Chercheuse clinicienne / Chief Medical Officer, INRIA / Ki-elements
Dr. Alexandra König is a trained neuropsychologist at the Memory Clinic and Research Center at the University hospital in Nice and an associate clinical researcher at the Cobtek (Cognition, Behaviour, Technology) lab at the University Côte d’azur and the French Institute for Research in Computer Science and Automation (INRIA), Sophia Antipolis in France.

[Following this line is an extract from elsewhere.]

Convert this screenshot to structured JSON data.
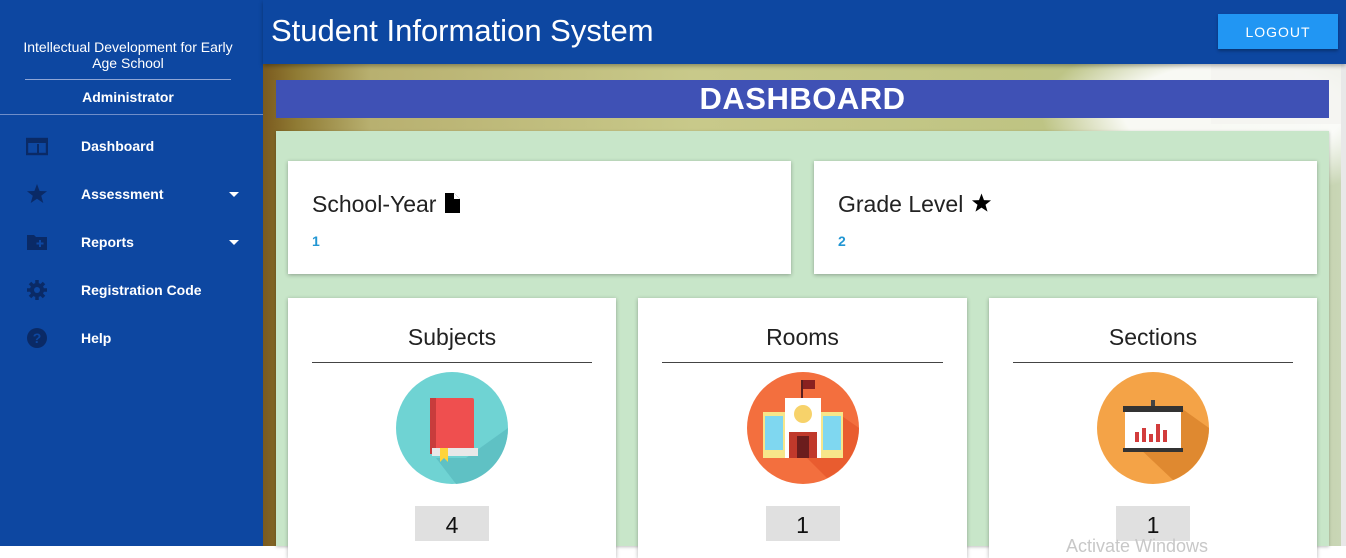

She graduated with a BSc in Psychology from University of Montreal, Canada and a MSc in Neuropsychology from Maastricht University, Netherlands. In 2015, she obtained her Phd in Neuroscience from the School of Mental health and Neuroscience at Maastricht University, Netherlands, and fulfilled a post-doctoral fellowship at the Intelligent Assistive Technology and Systems Lab (IATSL) at the University of Toronto and the Computational Health Informatics Lab (CHIL) at the University of Waterloo, Canada.
Her primary research domains are Neuropsychology, Geriatrics, Neurology and Psychiatry with a focus on the intersection of Ageing and Technology, namely the use of Artificial Intelligence for improved and timely neurocognitive assessments in neurodegenerative and neuropsychiatric diseases. Furthermore, she is involved in the design of non pharmacological interventions for dementia patients involving assistive technologies. She worked in various national and international research projects, coordinated for the French Memory clinic the European FP7 project ‘Dem@care’, and the EIT Digital project ‘ELEMENT’. She is the coordinator of the European EIT health project ‘DeepSpa’ which aims to develop a telecommunication-based platform for pre-screening and monitoring of patients in clinical trials. Built on existing speech and image analysis technologies, it will allow to remotely conduct neurocognitive tests and potentially detect earlier signs of decline.
Alexandra is author of over 30 journal and conference papers. She is co-founder of the start-up ‘ki-elements’, which develops a software for digitalized cognitive tests supplemented by automatic speech analysis.